Masumi Per Rostad
Professor of Practice (Viola, Pacifica Quartet)
East Studio Building, JS427
Masumi Per Rostad is professor of practice (viola) at the Indiana University Jacobs School of Music and a member of the Pacifica Quartet, the school’s quartet-in-residence.
The Grammy Award-winning Rostad has been described as an “electrifying, poetic and sensitive musician” with an “understated yet commanding presence” by critics and is in demand as a soloist, chamber musician, and teacher as well as an active contributor to many online and print publications.
As a soloist, he has performed at several of today’s most prominent festivals, including the Marlboro Music School, Spoleto USA, Music@Menlo, and Music in the Vineyards as well as the Rockport and Skaneateles chamber music festivals. His guest violist collaborations include programs with the St. Lawrence, Ying, Pavel Haas, and Emerson quartets. He formerly toured and recorded as a member of the International Sejong Soloists and the Metamorphosen Chamber Orchestra. He can be heard on the Cedille Records, Naxos, Hyperion, Bridge, and Tzadik labels as well as on recordings produced by Windspell Productions and Musical Observations.
As a member of the Pacifica Quartet, which recently celebrated its twentieth anniversary, Rostad performs and tours extensively throughout the United States, Europe, Asia, and Australia. Named the quartet-in-residence at the Jacobs School of Music in March 2012, the members serve as full-time faculty at the school. In 2009, the ensemble was awarded a Grammy for Best Chamber Music Performance as well as the coveted Cleveland Quartet Award. It was also named Musical America’s Ensemble of the Year in 2009.
In addition to a busy performing, touring, and teaching schedule with the Pacifica Quartet, he is an ardent advocate for the arts and often sought after as a contributing writer to such publications as The Huffington Post, The Guardian, and Strings and Gramophone magazines.
Passionate about breaking down barriers that prevent people from enjoying classical music, Rostad was the founder of DoCha, a chamber music festival in Champaign, Ill., that produces innovative events with an ardent focus on engaging new audiences through programming that is fun and inventive. DoCha-hosted events feature unique collaborations between members of the university and are multi-genre presentations, from classical chamber music to contemporary dance to the spoken word and much more. All programs are free of charge and take place at the beautiful former community opera house. Other activities of DoCha, include “in-reach” performances for elementary school students and master classes, competitions, and performance opportunities for local music students.
Japanese-Norwegian Rostad began his studies at the Third Street Music School Settlement in New York City at age three.

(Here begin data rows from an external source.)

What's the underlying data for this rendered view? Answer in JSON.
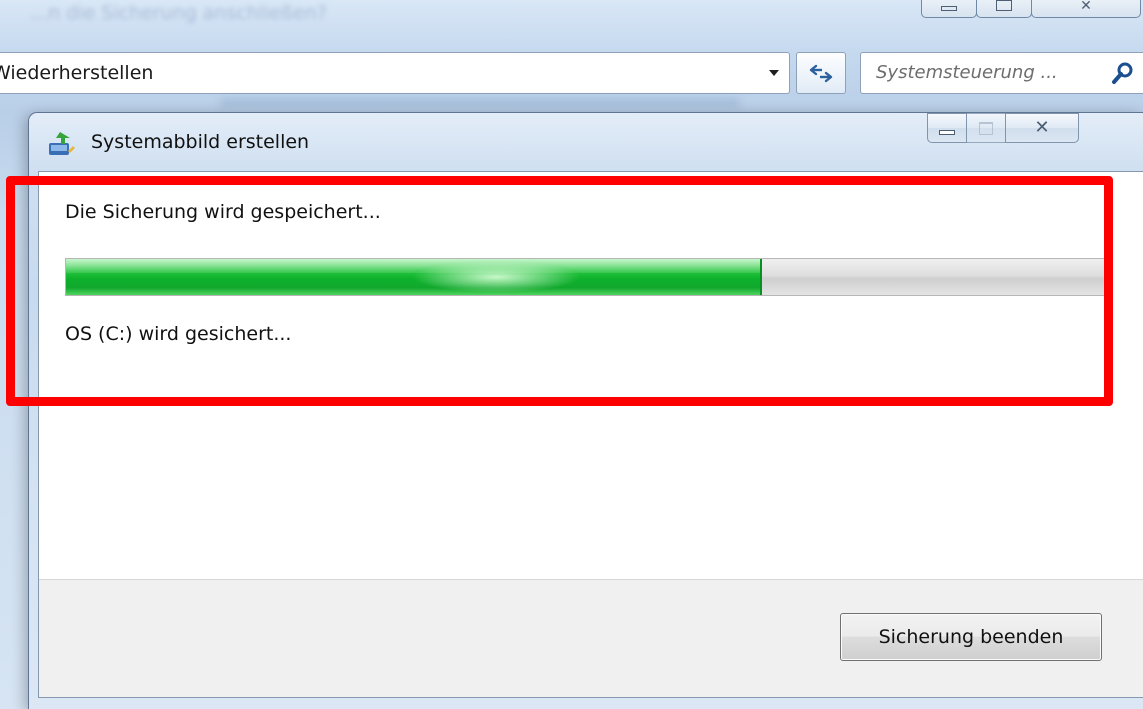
{
  "background_window": {
    "title_blurred": "...n die Sicherung anschließen?",
    "address_bar": {
      "path": "Wiederherstellen",
      "dropdown_icon": "chevron-down-icon",
      "refresh_icon": "refresh-arrows-icon"
    },
    "search": {
      "placeholder": "Systemsteuerung ...",
      "icon": "magnifier-icon"
    }
  },
  "dialog": {
    "title": "Systemabbild erstellen",
    "title_icon": "backup-app-icon",
    "caption_buttons": {
      "minimize_icon": "minimize-icon",
      "maximize_icon": "maximize-icon",
      "close_label": "✕"
    },
    "status": "Die Sicherung wird gespeichert...",
    "progress": {
      "percent": 67
    },
    "substatus": "OS (C:) wird gesichert...",
    "footer": {
      "stop_button_label": "Sicherung beenden"
    }
  },
  "annotation": {
    "highlight_color": "#ff0000"
  },
  "colors": {
    "progress_green": "#0db12b",
    "chrome_blue": "#c8daee"
  }
}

In 2008, he was awarded the Rising Star Award by the school for his musical achievements.
He earned his Bachelor of Music and Master of Music degrees from The Juilliard School, where he studied with legendary violist and pedagogue Karen Tuttle from the age of 17 and was made her teaching assistant just three years later, at the age of 20. At Juilliard, he was awarded the Lillian Fuchs Award for outstanding graduating violist. He also won The Juilliard School Concerto Competition and performed the world premiere of Michael White’s Viola Concerto in Lincoln Center’s Avery Fisher Hall, with conductor James DePreist. He gave the New York premiere of Paul Schoenfield’s Viola Concerto with the Juilliard Symphony, to critical acclaim.
Rostad has served on the faculties of the University of Illinois at Urbana–Champaign, the University of Chicago, and Northwestern University’s Bienen School of Music. He has given master classes at the Cleveland Institute of Music, Aspen Music Festival, Eastman School of Music, Bowdoin Festival, and San Francisco Conservatory, among many others.
Currently, he lives in Bloomington, Ind., with his concert pianist wife, Sonia, and their two cats, Thumper and Mingus. His Fratelli (Brothers) Amati viola was crafted in Cremona, Italy, in 1619.